Read the records below. Copy each line where the string "data" occurs.

Start of Supplied records

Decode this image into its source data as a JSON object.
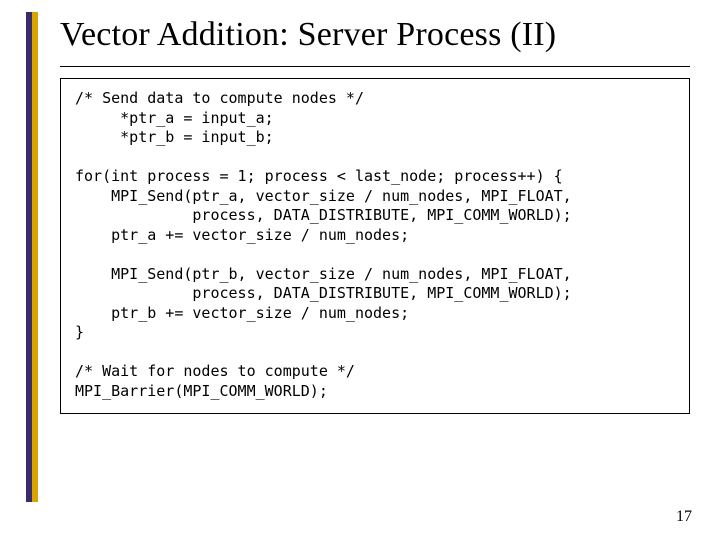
{
  "title": "Vector Addition: Server Process (II)",
  "page_number": "17",
  "code": "/* Send data to compute nodes */\n     *ptr_a = input_a;\n     *ptr_b = input_b;\n\nfor(int process = 1; process < last_node; process++) {\n    MPI_Send(ptr_a, vector_size / num_nodes, MPI_FLOAT,\n             process, DATA_DISTRIBUTE, MPI_COMM_WORLD);\n    ptr_a += vector_size / num_nodes;\n\n    MPI_Send(ptr_b, vector_size / num_nodes, MPI_FLOAT,\n             process, DATA_DISTRIBUTE, MPI_COMM_WORLD);\n    ptr_b += vector_size / num_nodes;\n}\n\n/* Wait for nodes to compute */\nMPI_Barrier(MPI_COMM_WORLD);"
}
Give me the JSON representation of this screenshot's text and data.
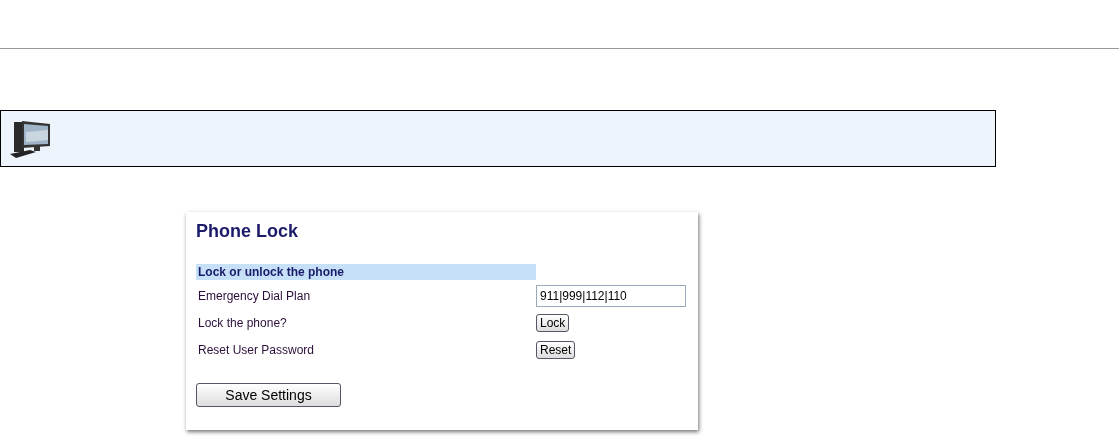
{
  "panel": {
    "title": "Phone Lock",
    "section": "Lock or unlock the phone",
    "rows": [
      {
        "kind": "field",
        "label": "Emergency Dial Plan",
        "value": "911|999|112|110"
      },
      {
        "kind": "button",
        "label": "Lock the phone?",
        "button": "Lock"
      },
      {
        "kind": "button",
        "label": "Reset User Password",
        "button": "Reset"
      }
    ],
    "save_button": "Save Settings"
  }
}
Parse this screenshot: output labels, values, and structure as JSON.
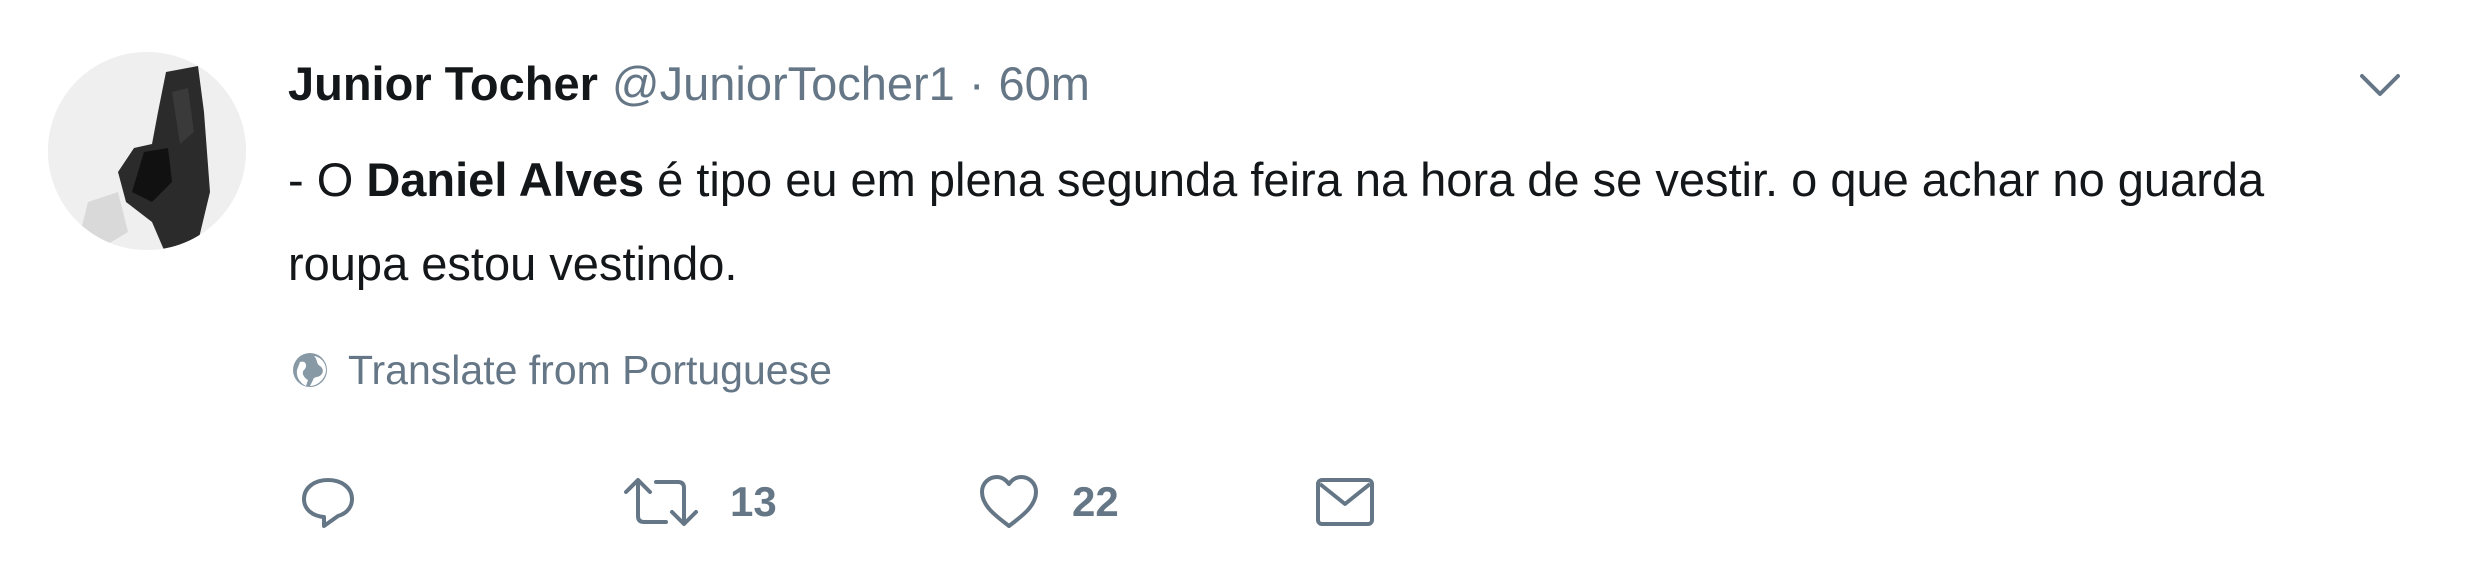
{
  "tweet": {
    "author_name": "Junior Tocher",
    "author_handle": "@JuniorTocher1",
    "separator": "·",
    "timestamp": "60m",
    "text_prefix": "- O ",
    "text_mention": "Daniel Alves",
    "text_suffix": " é tipo eu em plena segunda feira na hora de se vestir. o que achar no guarda roupa estou vestindo.",
    "translate_label": "Translate from Portuguese",
    "retweet_count": "13",
    "like_count": "22"
  },
  "icons": {
    "caret": "chevron-down-icon",
    "translate": "globe-icon",
    "reply": "reply-icon",
    "retweet": "retweet-icon",
    "like": "heart-icon",
    "message": "envelope-icon"
  },
  "colors": {
    "text": "#14171a",
    "muted": "#657786",
    "background": "#ffffff"
  }
}
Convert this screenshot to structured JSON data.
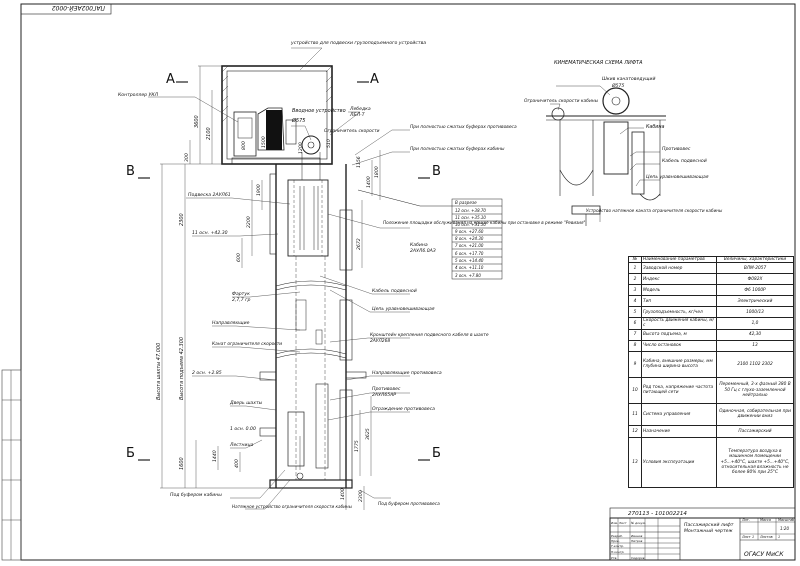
{
  "sheet": {
    "corner_stamp": "ПАГ002АЕЙ-0002",
    "doc_code": "270113 - 101002214",
    "doc_title": "Пассажирский лифт",
    "doc_subtitle": "Монтажный чертеж",
    "org": "ОГАСУ МиСК",
    "sheet_no": "1",
    "sheets": "1",
    "scale": "1:20",
    "stage_hdr": "Лит.",
    "mass_hdr": "Масса",
    "scale_hdr": "Масштаб",
    "sheet_hdr": "Лист",
    "sheets_hdr": "Листов",
    "signature_rows": [
      {
        "role": "Изм.",
        "name": "Лист",
        "sign": "№ докум."
      },
      {
        "role": "Разраб.",
        "name": "Иванов",
        "sign": ""
      },
      {
        "role": "Пров.",
        "name": "Петров",
        "sign": ""
      },
      {
        "role": "Т.контр.",
        "name": "",
        "sign": ""
      },
      {
        "role": "Н.контр.",
        "name": "",
        "sign": ""
      },
      {
        "role": "Утв.",
        "name": "Сидоров",
        "sign": ""
      }
    ]
  },
  "sections": {
    "a_left": "А",
    "a_right": "А",
    "b_left": "В",
    "b_right": "В",
    "c_left": "Б",
    "c_right": "Б"
  },
  "kinematic": {
    "title": "КИНЕМАТИЧЕСКАЯ СХЕМА ЛИФТА",
    "labels": {
      "pulley": "Шкив канатоведущий",
      "pulley_dia": "Ø575",
      "limiter": "Ограничитель скорости кабины",
      "cabin": "Кабина",
      "counterweight": "Противовес",
      "cable": "Кабель подвесной",
      "chain": "Цепь уравновешивающая",
      "tension": "Устройство натяжное каната ограничителя скорости кабины"
    }
  },
  "drawing_labels": {
    "machine_room_hook": "устройство для подвески грузоподъемного устройства",
    "controller": "Контроллер УКЛ",
    "winch": "Лебедка",
    "winch_type": "ЛБЛ-Т",
    "intro_device": "Вводное устройство",
    "pulley_dia": "Ø575",
    "limiter_top": "Ограничитель скорости",
    "stop_cw": "При полностью сжатых буферах противовеса",
    "stop_cab": "При полностью сжатых буферах кабины",
    "beam": "Подвеска 2АУЛ61",
    "service_area": "Положение площадки обслуживания на крыше кабины при остановке в режиме \"Ревизия\"",
    "cabin": "Кабина",
    "cabin_type": "2АУЛ6.0АЗ",
    "counterweight_frame": "Противовес",
    "shaft_door": "Дверь шахты",
    "hanging_cable": "Кабель подвесной",
    "chain": "Цепь уравновешивающая",
    "bracket": "Кронштейн крепления подвесного кабеля в шахте",
    "bracket_type": "2АУЛ268",
    "limiter_rope": "Канат ограничителя скорости",
    "guide_cab": "Направляющие",
    "guide_cw": "Направляющие противовеса",
    "cw": "Противовес",
    "cw_type": "2АУЛ65АР",
    "cw_guard": "Ограждение противовеса",
    "ladder": "Лестница",
    "tension_dev": "Натяжное устройство ограничителя скорости кабины",
    "cab_buffer": "Под буфером кабины",
    "cw_buffer": "Под буфером противовеса",
    "pit_mark": "1 осн. 0.00",
    "floor2": "2 осн. +2.85",
    "floor11": "11 осн. +42.30",
    "door_label": "Фартук",
    "door_type": "2,7,7 гр"
  },
  "dimensions": {
    "shaft_height": "Высота шахты 47.000",
    "lift_height": "Высота подъема 42.300",
    "top_gap": "3600",
    "room_h": "2100",
    "room_h2": "2300",
    "pit": "1600",
    "pit2": "1400",
    "cabin_h": "2200",
    "d1": "1900",
    "d2": "800",
    "d3": "1200",
    "d4": "1400",
    "d5": "2672",
    "d6": "1775",
    "d7": "3625",
    "d8": "1440",
    "d9": "2300",
    "d10": "1800",
    "d11": "400",
    "d12": "510",
    "d13": "1156",
    "d14": "1500",
    "d15": "600",
    "d16": "300"
  },
  "floors": {
    "header": "В разрезе",
    "rows": [
      "12 осн. +38.70",
      "11 осн. +35.10",
      "10 осн. +31.50",
      "9 осн. +27.60",
      "8 осн. +24.30",
      "7 осн. +21.00",
      "6 осн. +17.70",
      "5 осн. +14.40",
      "4 осн. +11.10",
      "3 осн. +7.80"
    ]
  },
  "spec_table": {
    "header": [
      "№",
      "Наименование параметров",
      "Величины, характеристики"
    ],
    "rows": [
      [
        "1",
        "Заводской номер",
        "ВЛМ-2057"
      ],
      [
        "2",
        "Индекс",
        "Ф082Х"
      ],
      [
        "3",
        "Модель",
        "Ф6 1000Р"
      ],
      [
        "4",
        "Тип",
        "Электрический"
      ],
      [
        "5",
        "Грузоподъемность, кг/чел",
        "1000/13"
      ],
      [
        "6",
        "Скорость движения кабины, м/с",
        "1,0"
      ],
      [
        "7",
        "Высота подъема, м",
        "42,30"
      ],
      [
        "8",
        "Число остановок",
        "13"
      ],
      [
        "9",
        "Кабина, внешние размеры, мм глубина ширина высота",
        "2100 1102 2302"
      ],
      [
        "10",
        "Род тока, напряжение частота питающей сети",
        "Переменный, 3-х фазный 380 В 50 Гц с глухо-заземленной нейтралью"
      ],
      [
        "11",
        "Система управления",
        "Одиночная, собирательная при движении вниз"
      ],
      [
        "12",
        "Назначение",
        "Пассажирский"
      ],
      [
        "13",
        "Условия эксплуатации",
        "Температура воздуха в машинном помещении +5...+40°С, шахте +5...+40°С, относительная влажность не более 80% при 25°С"
      ]
    ]
  }
}
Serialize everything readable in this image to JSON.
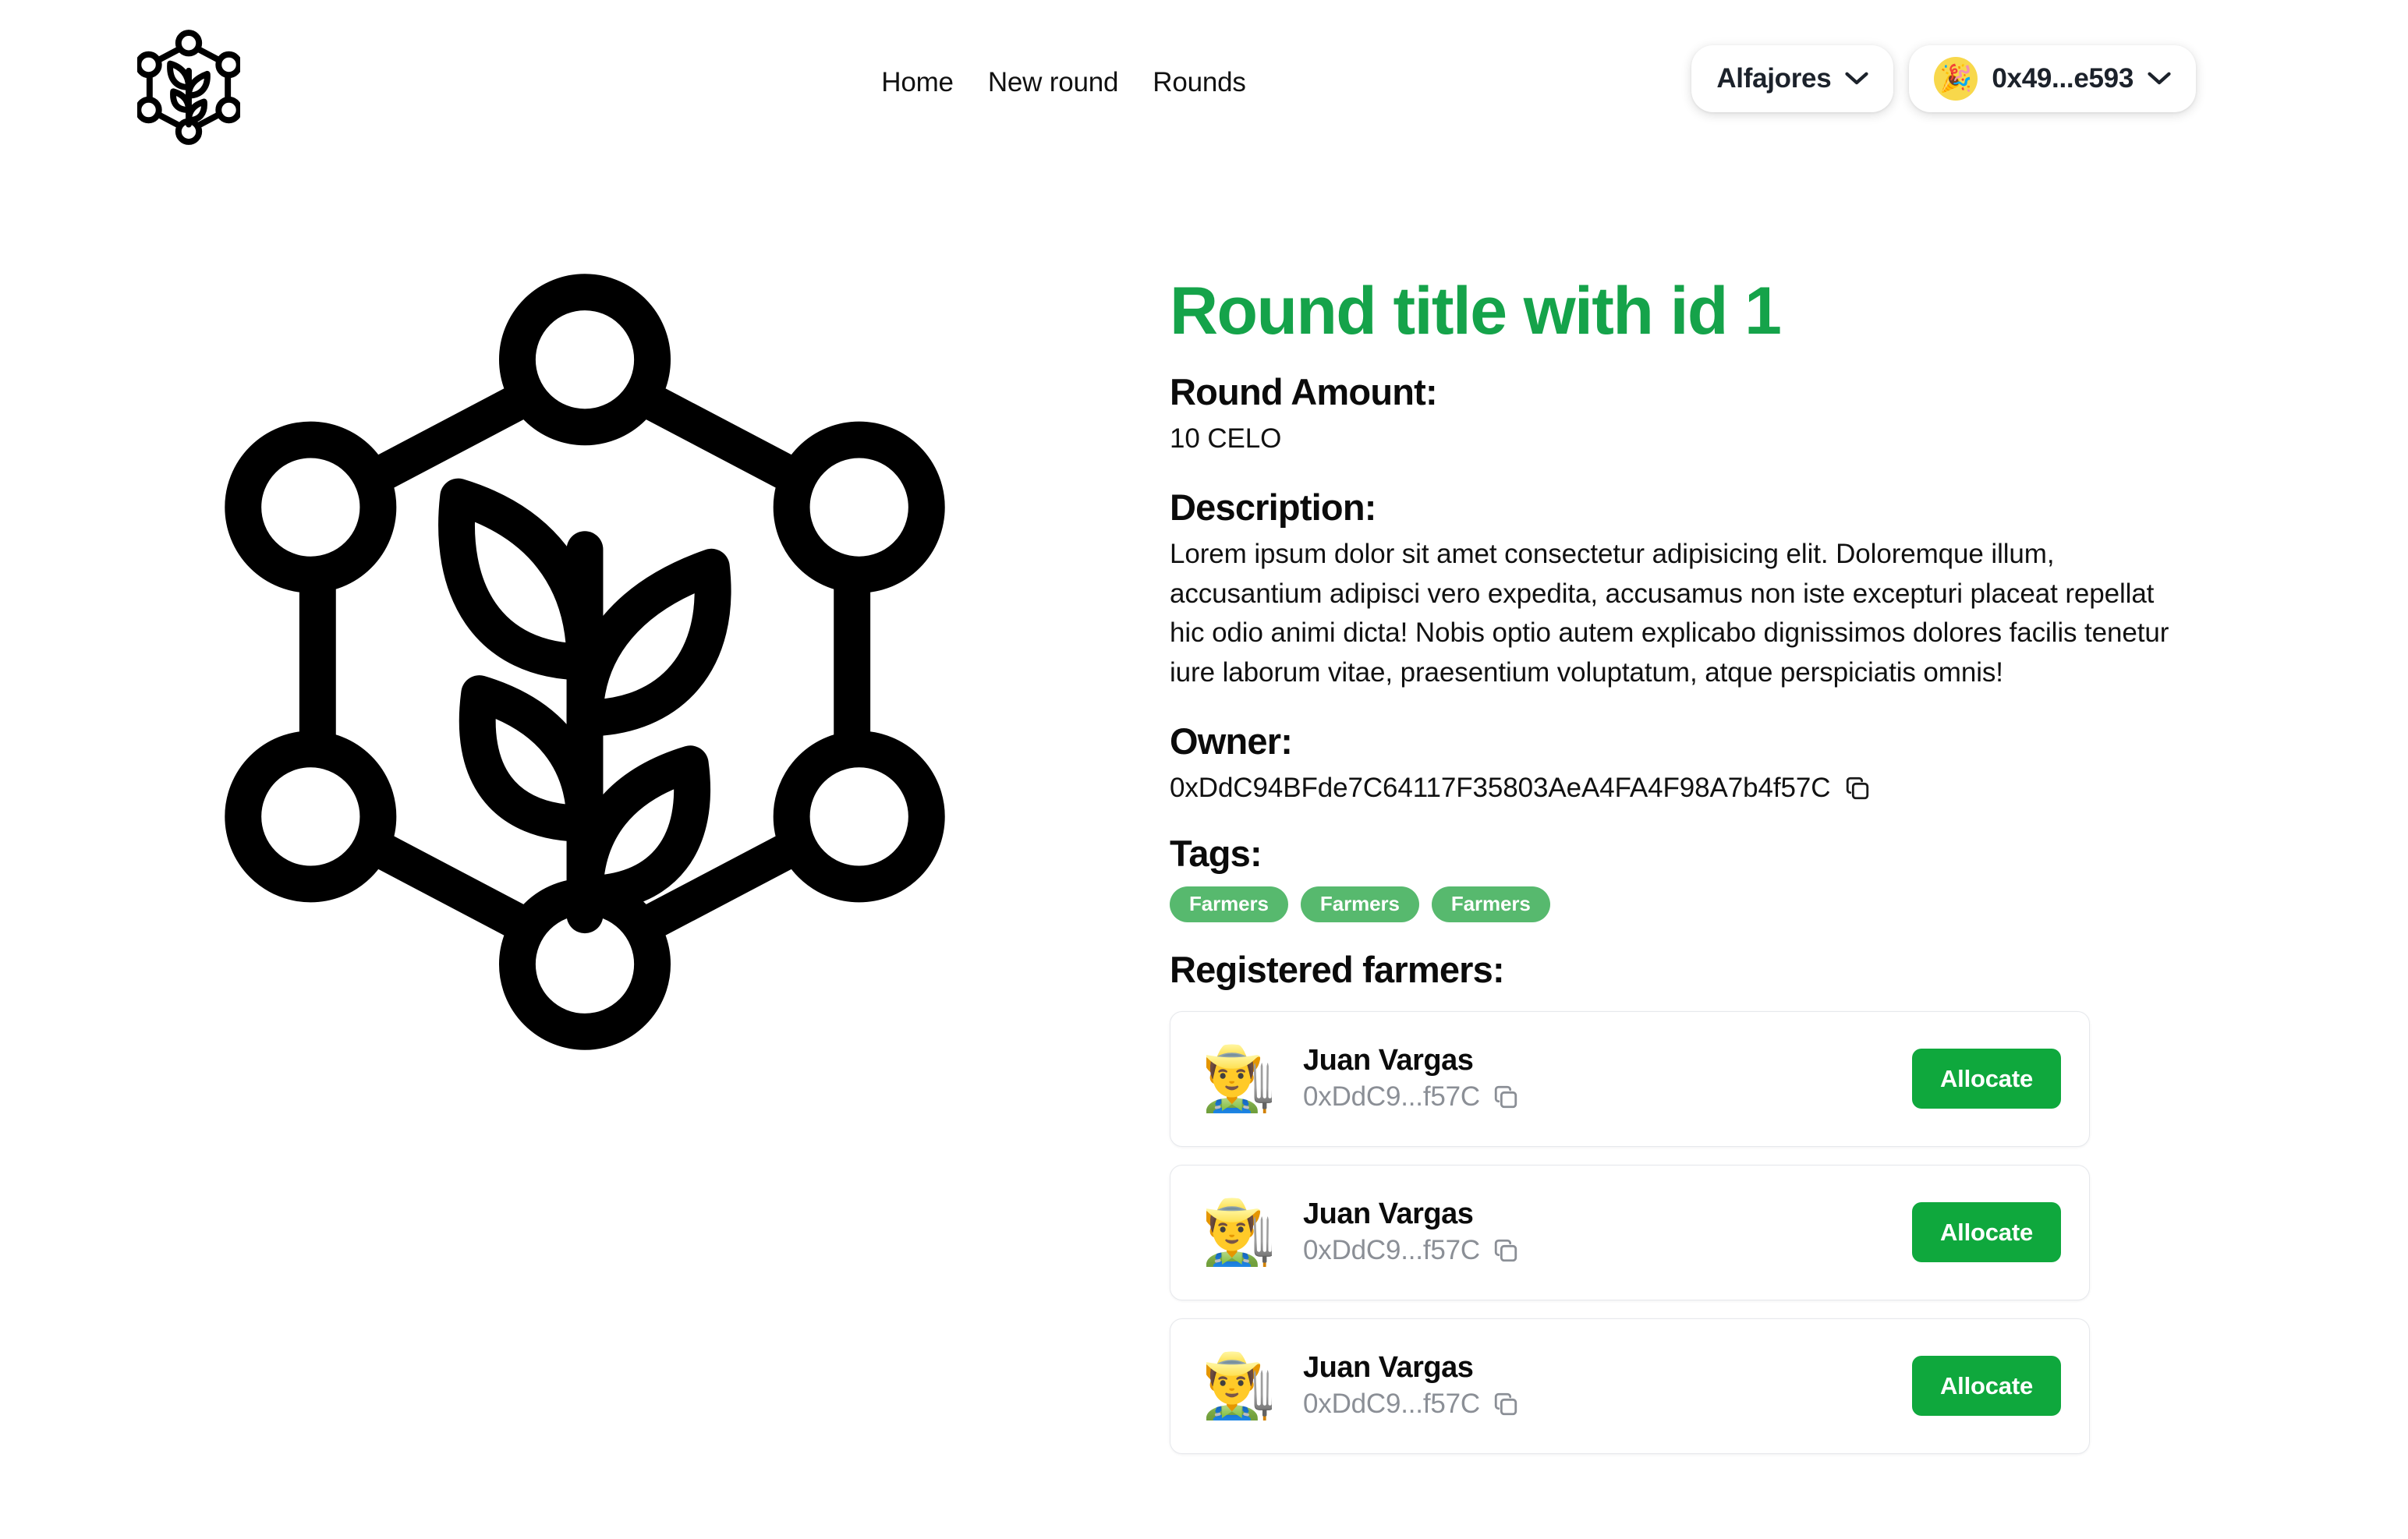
{
  "header": {
    "logo_icon": "hexagon-network-plant-logo",
    "nav": [
      {
        "label": "Home",
        "name": "nav-link-home"
      },
      {
        "label": "New round",
        "name": "nav-link-new-round"
      },
      {
        "label": "Rounds",
        "name": "nav-link-rounds"
      }
    ],
    "network_selector": {
      "label": "Alfajores",
      "chevron_icon": "chevron-down-icon"
    },
    "wallet": {
      "avatar_emoji": "🎉",
      "avatar_bg": "#f8d84b",
      "label": "0x49...e593",
      "chevron_icon": "chevron-down-icon"
    }
  },
  "hero": {
    "logo_icon": "hexagon-network-plant-logo"
  },
  "round": {
    "title": "Round title with id 1",
    "title_color": "#15a34a",
    "amount_heading": "Round Amount:",
    "amount_value": "10 CELO",
    "description_heading": "Description:",
    "description_text": "Lorem ipsum dolor sit amet consectetur adipisicing elit. Doloremque illum, accusantium adipisci vero expedita, accusamus non iste excepturi placeat repellat hic odio animi dicta! Nobis optio autem explicabo dignissimos dolores facilis tenetur iure laborum vitae, praesentium voluptatum, atque perspiciatis omnis!",
    "owner_heading": "Owner:",
    "owner_address": "0xDdC94BFde7C64117F35803AeA4FA4F98A7b4f57C",
    "owner_copy_icon": "copy-icon",
    "tags_heading": "Tags:",
    "tags": [
      "Farmers",
      "Farmers",
      "Farmers"
    ],
    "tag_color": "#57b96e",
    "farmers_heading": "Registered farmers:",
    "allocate_color": "#0fa83d",
    "farmers": [
      {
        "avatar_emoji": "👨‍🌾",
        "name": "Juan Vargas",
        "address": "0xDdC9...f57C",
        "copy_icon": "copy-icon",
        "action_label": "Allocate"
      },
      {
        "avatar_emoji": "👨‍🌾",
        "name": "Juan Vargas",
        "address": "0xDdC9...f57C",
        "copy_icon": "copy-icon",
        "action_label": "Allocate"
      },
      {
        "avatar_emoji": "👨‍🌾",
        "name": "Juan Vargas",
        "address": "0xDdC9...f57C",
        "copy_icon": "copy-icon",
        "action_label": "Allocate"
      }
    ]
  }
}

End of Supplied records

• _Exercise answer_:
Decode this image into its source data as a JSON object.
  "code": "/* Send data to compute nodes */\n     *ptr_a = input_a;\n     *ptr_b = input_b;\n\nfor(int process = 1; process < last_node; process++) {\n    MPI_Send(ptr_a, vector_size / num_nodes, MPI_FLOAT,\n             process, DATA_DISTRIBUTE, MPI_COMM_WORLD);\n    ptr_a += vector_size / num_nodes;\n\n    MPI_Send(ptr_b, vector_size / num_nodes, MPI_FLOAT,\n             process, DATA_DISTRIBUTE, MPI_COMM_WORLD);\n    ptr_b += vector_size / num_nodes;\n}\n\n/* Wait for nodes to compute */\nMPI_Barrier(MPI_COMM_WORLD);"
Give me the JSON representation of this screenshot's text and data.
Convert this screenshot to structured JSON data.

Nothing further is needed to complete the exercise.